About this task
For each line below that includes the string "くらしこの家", show the whole line.

(Records drawn from a dataset)
-------------------------

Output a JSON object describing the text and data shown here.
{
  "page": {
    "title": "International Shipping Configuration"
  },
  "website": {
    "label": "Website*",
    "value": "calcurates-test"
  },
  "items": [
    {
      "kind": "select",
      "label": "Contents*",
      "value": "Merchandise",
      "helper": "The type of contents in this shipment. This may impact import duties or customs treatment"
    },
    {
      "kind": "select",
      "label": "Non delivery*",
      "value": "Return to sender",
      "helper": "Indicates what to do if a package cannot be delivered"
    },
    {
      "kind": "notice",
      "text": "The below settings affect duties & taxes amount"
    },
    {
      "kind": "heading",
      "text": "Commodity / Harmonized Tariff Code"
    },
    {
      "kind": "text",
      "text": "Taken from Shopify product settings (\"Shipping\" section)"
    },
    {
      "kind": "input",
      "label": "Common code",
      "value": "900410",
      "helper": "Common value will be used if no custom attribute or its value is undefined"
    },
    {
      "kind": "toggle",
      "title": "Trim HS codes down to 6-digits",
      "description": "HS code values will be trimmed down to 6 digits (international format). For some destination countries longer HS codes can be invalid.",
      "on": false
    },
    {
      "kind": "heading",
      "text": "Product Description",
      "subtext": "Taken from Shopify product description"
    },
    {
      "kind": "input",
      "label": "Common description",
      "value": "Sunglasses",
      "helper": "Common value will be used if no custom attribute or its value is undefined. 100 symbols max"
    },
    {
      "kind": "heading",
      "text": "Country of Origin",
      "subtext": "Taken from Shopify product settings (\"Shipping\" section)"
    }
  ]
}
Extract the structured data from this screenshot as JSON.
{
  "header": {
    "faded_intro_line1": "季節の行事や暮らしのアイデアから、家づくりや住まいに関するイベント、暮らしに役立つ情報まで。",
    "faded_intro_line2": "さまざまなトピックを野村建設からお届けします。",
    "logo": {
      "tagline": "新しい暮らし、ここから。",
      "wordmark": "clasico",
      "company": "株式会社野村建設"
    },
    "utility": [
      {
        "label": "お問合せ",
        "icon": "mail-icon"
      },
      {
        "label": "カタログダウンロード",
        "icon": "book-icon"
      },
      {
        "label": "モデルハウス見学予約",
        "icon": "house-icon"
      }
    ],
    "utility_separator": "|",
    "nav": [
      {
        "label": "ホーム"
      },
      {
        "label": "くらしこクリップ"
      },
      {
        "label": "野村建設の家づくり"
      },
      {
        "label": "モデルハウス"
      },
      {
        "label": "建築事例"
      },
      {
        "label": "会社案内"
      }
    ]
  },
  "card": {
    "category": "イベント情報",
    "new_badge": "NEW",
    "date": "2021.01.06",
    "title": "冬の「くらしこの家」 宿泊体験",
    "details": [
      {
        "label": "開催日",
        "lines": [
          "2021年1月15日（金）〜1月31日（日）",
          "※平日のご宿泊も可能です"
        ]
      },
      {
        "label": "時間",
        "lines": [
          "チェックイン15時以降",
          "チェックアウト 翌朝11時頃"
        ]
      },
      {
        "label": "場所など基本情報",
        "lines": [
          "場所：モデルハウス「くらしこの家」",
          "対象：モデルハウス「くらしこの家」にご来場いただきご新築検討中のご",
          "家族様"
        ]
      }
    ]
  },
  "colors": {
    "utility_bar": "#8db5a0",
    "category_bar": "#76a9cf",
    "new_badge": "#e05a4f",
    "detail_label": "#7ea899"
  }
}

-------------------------

Written response
    "title": "冬の「くらしこの家」 宿泊体験",
          "場所：モデルハウス「くらしこの家」",
          "対象：モデルハウス「くらしこの家」にご来場いただきご新築検討中のご",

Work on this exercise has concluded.